Dataset excerpts:

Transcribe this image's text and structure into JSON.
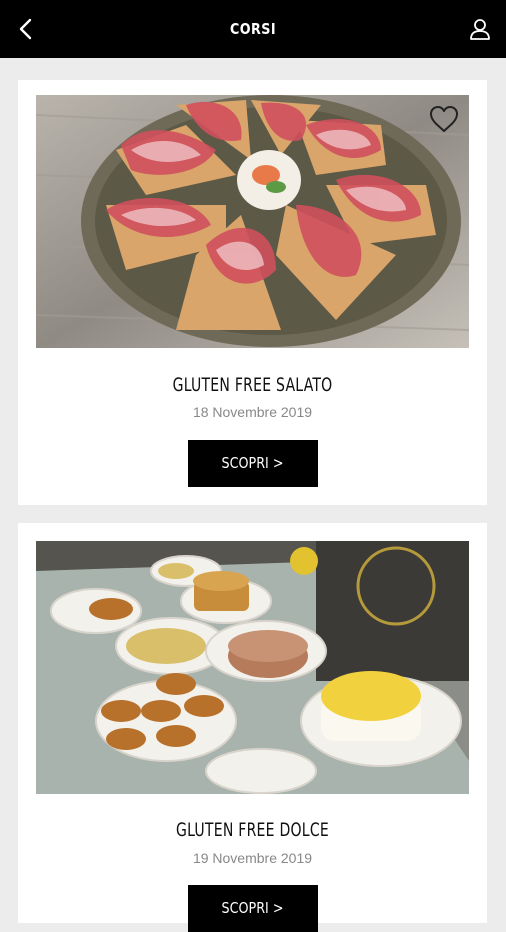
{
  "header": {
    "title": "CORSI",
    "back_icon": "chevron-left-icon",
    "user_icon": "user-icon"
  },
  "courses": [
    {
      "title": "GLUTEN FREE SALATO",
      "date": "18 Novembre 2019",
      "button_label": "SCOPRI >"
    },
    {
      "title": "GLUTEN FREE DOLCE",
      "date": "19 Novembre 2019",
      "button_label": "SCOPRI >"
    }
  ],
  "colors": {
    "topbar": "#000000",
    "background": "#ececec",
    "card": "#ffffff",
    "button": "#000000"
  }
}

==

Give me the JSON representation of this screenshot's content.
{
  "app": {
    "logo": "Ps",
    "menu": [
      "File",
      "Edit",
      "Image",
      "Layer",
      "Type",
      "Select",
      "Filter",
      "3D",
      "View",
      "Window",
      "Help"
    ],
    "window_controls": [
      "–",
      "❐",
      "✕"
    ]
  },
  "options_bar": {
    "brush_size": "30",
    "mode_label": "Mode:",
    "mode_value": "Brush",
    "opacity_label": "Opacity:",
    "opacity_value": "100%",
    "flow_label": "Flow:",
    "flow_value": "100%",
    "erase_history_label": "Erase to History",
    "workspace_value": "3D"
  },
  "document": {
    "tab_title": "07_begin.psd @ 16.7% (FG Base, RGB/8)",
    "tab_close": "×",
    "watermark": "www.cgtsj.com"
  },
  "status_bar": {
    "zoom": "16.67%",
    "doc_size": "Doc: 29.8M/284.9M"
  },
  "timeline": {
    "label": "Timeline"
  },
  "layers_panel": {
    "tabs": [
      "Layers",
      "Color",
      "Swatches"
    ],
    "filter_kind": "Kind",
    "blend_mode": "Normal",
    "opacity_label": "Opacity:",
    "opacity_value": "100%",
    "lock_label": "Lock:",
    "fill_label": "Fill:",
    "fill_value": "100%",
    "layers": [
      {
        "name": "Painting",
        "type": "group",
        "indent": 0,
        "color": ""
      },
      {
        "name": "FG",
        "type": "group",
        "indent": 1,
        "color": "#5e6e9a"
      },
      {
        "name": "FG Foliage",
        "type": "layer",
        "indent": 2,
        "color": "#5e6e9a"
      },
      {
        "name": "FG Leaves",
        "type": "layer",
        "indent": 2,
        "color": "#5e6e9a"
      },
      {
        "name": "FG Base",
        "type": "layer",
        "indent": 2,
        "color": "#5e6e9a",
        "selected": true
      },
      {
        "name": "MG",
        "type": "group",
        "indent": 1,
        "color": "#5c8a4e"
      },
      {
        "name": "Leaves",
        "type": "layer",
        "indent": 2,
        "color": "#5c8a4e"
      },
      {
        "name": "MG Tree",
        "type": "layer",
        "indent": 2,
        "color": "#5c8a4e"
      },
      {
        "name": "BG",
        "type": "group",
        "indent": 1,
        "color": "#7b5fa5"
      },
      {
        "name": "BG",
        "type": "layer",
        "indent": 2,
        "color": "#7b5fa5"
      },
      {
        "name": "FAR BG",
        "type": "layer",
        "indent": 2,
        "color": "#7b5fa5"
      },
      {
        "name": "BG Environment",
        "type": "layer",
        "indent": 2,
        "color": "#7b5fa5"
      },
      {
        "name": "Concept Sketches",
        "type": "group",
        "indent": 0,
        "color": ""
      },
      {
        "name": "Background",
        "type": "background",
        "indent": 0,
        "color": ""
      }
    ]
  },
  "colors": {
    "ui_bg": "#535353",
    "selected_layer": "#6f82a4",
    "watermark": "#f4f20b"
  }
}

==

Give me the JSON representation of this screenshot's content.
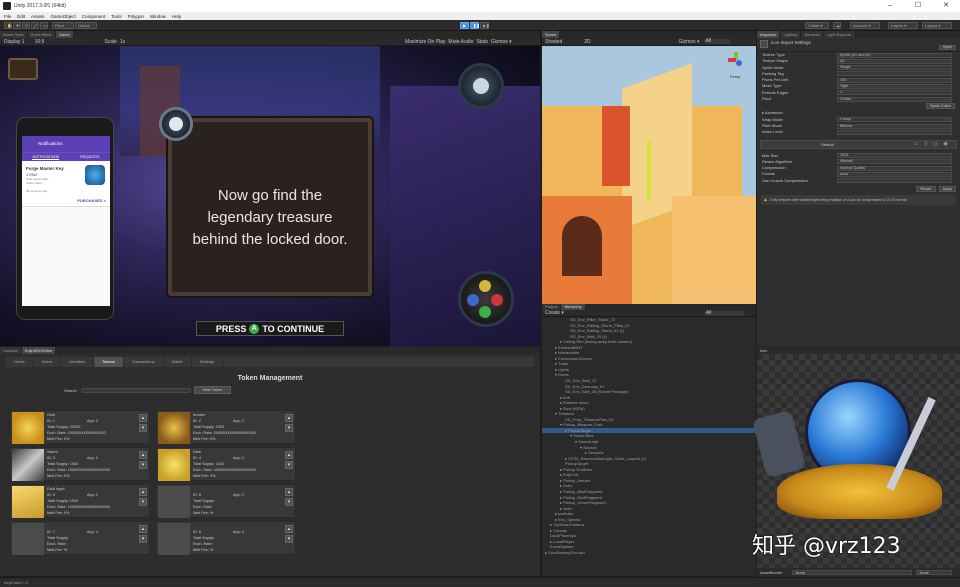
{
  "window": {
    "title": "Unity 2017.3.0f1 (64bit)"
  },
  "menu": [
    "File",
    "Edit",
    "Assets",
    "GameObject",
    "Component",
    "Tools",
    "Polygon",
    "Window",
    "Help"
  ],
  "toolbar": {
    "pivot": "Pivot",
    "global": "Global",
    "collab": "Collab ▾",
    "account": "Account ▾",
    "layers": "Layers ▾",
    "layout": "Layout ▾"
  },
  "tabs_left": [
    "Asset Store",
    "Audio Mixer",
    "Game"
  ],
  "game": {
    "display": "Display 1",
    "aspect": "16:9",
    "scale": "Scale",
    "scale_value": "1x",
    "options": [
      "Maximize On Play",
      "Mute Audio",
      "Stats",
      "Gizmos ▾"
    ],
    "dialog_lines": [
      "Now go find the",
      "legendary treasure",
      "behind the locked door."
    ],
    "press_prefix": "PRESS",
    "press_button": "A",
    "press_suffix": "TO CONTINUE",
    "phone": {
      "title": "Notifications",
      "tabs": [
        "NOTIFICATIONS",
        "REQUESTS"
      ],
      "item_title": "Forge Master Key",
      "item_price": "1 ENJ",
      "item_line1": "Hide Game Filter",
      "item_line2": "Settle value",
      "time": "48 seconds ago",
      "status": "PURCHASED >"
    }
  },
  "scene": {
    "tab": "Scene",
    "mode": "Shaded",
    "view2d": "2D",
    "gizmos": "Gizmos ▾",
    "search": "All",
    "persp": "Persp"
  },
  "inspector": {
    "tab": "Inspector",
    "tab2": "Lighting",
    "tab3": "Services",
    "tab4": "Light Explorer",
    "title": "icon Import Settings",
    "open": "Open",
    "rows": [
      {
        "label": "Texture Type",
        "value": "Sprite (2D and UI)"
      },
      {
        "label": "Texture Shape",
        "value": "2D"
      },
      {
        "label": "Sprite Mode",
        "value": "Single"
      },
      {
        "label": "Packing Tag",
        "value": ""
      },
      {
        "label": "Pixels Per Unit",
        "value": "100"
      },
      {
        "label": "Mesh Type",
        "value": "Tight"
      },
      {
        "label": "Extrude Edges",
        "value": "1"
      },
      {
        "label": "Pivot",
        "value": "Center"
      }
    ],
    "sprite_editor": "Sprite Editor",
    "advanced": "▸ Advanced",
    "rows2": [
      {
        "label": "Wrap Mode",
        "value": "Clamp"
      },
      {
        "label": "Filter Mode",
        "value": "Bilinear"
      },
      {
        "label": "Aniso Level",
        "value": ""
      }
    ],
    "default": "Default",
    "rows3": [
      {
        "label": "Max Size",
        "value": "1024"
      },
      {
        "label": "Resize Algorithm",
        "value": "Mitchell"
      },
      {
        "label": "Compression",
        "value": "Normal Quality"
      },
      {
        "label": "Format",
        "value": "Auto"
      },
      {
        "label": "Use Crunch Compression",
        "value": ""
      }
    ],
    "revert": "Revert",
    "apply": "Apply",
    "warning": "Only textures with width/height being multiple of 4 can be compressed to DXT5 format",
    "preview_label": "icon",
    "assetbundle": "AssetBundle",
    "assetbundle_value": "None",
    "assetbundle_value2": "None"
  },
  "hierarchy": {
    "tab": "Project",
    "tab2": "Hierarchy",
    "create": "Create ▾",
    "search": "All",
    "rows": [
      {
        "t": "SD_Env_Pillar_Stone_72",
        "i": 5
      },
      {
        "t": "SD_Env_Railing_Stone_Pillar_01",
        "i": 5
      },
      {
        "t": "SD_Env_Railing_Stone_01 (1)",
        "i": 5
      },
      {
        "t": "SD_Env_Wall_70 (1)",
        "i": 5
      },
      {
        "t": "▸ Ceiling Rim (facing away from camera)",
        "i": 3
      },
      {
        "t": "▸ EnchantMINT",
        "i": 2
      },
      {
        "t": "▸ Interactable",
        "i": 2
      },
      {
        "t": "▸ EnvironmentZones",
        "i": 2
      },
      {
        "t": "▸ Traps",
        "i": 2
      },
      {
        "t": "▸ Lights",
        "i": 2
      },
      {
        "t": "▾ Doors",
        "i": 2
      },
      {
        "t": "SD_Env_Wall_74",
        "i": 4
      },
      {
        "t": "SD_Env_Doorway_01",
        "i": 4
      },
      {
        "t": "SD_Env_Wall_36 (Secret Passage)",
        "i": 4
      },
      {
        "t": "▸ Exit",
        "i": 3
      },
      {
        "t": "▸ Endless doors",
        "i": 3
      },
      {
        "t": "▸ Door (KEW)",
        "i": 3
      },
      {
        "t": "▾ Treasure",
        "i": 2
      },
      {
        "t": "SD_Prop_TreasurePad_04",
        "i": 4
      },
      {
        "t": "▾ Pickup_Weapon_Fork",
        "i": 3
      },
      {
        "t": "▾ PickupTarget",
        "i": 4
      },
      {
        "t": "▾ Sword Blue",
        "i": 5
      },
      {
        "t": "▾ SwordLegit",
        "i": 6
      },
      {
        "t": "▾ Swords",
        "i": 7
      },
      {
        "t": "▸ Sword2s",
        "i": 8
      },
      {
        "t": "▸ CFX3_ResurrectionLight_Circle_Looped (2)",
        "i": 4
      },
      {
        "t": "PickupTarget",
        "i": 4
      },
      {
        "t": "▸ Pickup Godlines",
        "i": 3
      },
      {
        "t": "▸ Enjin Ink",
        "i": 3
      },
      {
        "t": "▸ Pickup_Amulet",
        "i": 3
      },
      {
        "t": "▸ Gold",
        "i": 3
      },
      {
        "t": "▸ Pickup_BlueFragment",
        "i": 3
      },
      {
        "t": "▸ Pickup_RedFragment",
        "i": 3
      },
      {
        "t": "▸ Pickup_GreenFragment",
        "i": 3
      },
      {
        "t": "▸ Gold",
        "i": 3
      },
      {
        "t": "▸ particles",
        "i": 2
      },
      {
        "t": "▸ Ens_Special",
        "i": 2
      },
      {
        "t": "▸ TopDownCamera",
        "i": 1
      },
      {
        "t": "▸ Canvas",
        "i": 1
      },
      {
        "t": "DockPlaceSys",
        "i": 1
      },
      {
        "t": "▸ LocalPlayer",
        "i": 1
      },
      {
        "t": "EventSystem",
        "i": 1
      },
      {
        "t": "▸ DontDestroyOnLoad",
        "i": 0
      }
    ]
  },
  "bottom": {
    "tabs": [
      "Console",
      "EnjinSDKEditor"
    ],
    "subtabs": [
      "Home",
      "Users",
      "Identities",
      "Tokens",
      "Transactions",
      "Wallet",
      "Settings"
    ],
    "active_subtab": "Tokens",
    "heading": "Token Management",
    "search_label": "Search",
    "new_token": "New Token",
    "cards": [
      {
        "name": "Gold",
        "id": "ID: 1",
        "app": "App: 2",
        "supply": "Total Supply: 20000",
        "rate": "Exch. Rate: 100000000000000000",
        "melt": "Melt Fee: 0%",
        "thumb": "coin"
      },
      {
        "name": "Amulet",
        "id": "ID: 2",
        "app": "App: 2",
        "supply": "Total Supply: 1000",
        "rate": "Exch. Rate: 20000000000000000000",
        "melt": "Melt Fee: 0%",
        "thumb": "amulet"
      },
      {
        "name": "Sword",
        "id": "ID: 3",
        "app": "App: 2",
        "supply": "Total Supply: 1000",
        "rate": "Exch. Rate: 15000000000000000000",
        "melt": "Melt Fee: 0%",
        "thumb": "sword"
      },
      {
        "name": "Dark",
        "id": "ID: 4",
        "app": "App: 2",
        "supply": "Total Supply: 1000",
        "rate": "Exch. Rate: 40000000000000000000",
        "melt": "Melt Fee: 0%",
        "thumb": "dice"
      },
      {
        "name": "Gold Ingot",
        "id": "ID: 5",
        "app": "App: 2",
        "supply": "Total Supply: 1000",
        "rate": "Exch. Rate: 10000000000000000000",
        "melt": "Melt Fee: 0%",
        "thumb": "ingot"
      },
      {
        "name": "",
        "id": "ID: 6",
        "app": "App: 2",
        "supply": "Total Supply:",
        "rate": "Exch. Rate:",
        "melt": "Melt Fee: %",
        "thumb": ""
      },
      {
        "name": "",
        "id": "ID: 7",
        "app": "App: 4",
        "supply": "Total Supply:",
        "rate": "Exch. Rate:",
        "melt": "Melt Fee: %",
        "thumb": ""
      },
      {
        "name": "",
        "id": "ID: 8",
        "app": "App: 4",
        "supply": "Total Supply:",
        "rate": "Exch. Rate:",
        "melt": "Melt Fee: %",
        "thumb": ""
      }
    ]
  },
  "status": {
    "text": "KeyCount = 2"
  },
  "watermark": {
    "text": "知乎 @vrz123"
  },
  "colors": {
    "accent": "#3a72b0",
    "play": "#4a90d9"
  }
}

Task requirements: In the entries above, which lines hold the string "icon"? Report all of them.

Exercise response:
    "back_icon": "chevron-left-icon",
    "user_icon": "user-icon"
    "title": "icon Import Settings",
    "preview_label": "icon",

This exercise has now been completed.